WAVES.COM SPECIALS SUPPORT

Using WLM Plus in Final Cut Pro

Hi, complete newb here, looking to understand how to best use WLM Plus in Final Cut Pro on a timeline with a huge variety of audio clips and different music tracks to prep for broadcast. Condense into compound clips? I’ve read the manual and it’s not much help. Don’t see much YouTube videos on the topic. I’m willing to pay someone for an hour consult who has real-world experience working with Final Cut and WLM Plus delivering videos for clients. Thanks so much.

Yeah its not as easy in FCPX as many still easily await a Role Mixer.

Either Compound clip, The problem with using a basic copy & paste preset for each cup is that your long term readings will only be as long as the clip. That’s of course not a desirable outcome sine you really want to be measuring average the audio level of the whole project.

Without a Role Mixer the only way to feasibly do this is wrapping everything in a compound clip. The advantage of using a compound clip is you can also add your final color treatment there too, bringing that into spec as well.

What spec you use for WLM will depend a little on where it’s destined for, as with image specs.

2 Likes

Thanks so much Simon, that was my hunch on how to proceed. Would you recommend wrapping the soundtrack into the compound clip, or leaving that as a separate file to maintain its level continuity throughout? If I do that, I’m not sure how that affects the LUFS.

Its an interesting prospect. Ultimately though, dialogue music and effects all have to go out the same set of speakers, so to speak. So one thing that is certainly worth considering is making sure ALL the audio is wrapped in a single compound clip so you can manage the final output. This is also where I would put WLM
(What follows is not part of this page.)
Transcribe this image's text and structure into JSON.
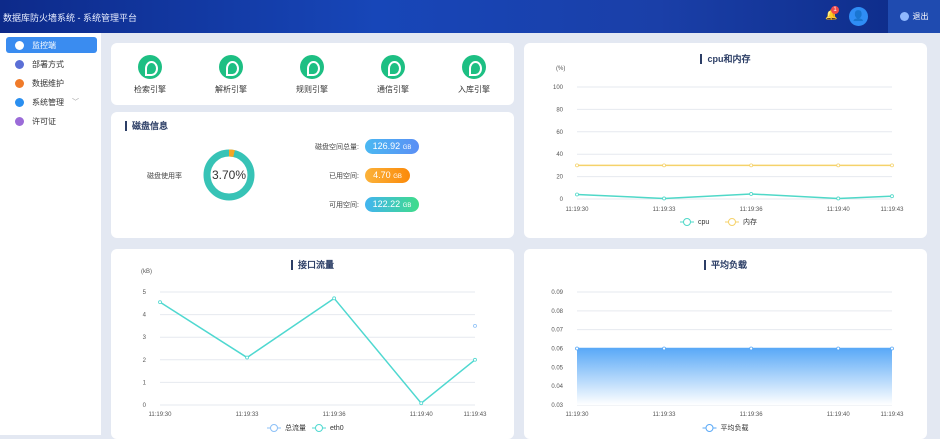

Outside that you could wrap dialogue, effects and music in their own compound clips. This would allow you to mack changes to them as groups, but separately. It certainly makes volume management easier too.

You could make the video clip as dialogue only and move everything else to a separate compound clip. It gets a bit tricky though as you also want to keep things synced to image, especially dialog, foley and some effects and you don’t want anything to fall out of line when there is some editing done. In that respect, these effects are best left attached to the image, the trouble is, you’re now treating the effects along with the dialog… Unless I’m missing something.

This is where a Role Mixer would be a great idea, so it won’t exactly matter where you put things, it will come out the assigned “mixer strip” and you would be able to treat the audio elements separately and easily by assigning it roles. Sadly that doesn’t exist… yet.

1 Like

Really appreciate your thoughts here. So what I ended up doing was first I ensured all the clips with dialogue were at the same audio level, and then wrapped them into one compound clip, and applied the app to get to the ballpark LUFS. After that, I adjusted the music track (which I had left separate) on the timeline to pair aesthethically with that leveled clip. Once the desired ratio of dialogue and music was reached, I created a second compound clip of both the music track and the compound dialogue clip and applied the app again to reach the precise LUFS needed.

That sounds like a really good approach.

If you have a moment and would find the feature useful, log in to Apple’s feedback and request a “Role Mixer”. The more people that ask for it, the more Apple will listen. It should make managing audio in FCPX a lot easier.

1 Like

Copyright © 2019 Waves Audio Ltd. All rights reserved. Contact Us | Terms & Conditions | Privacy Policy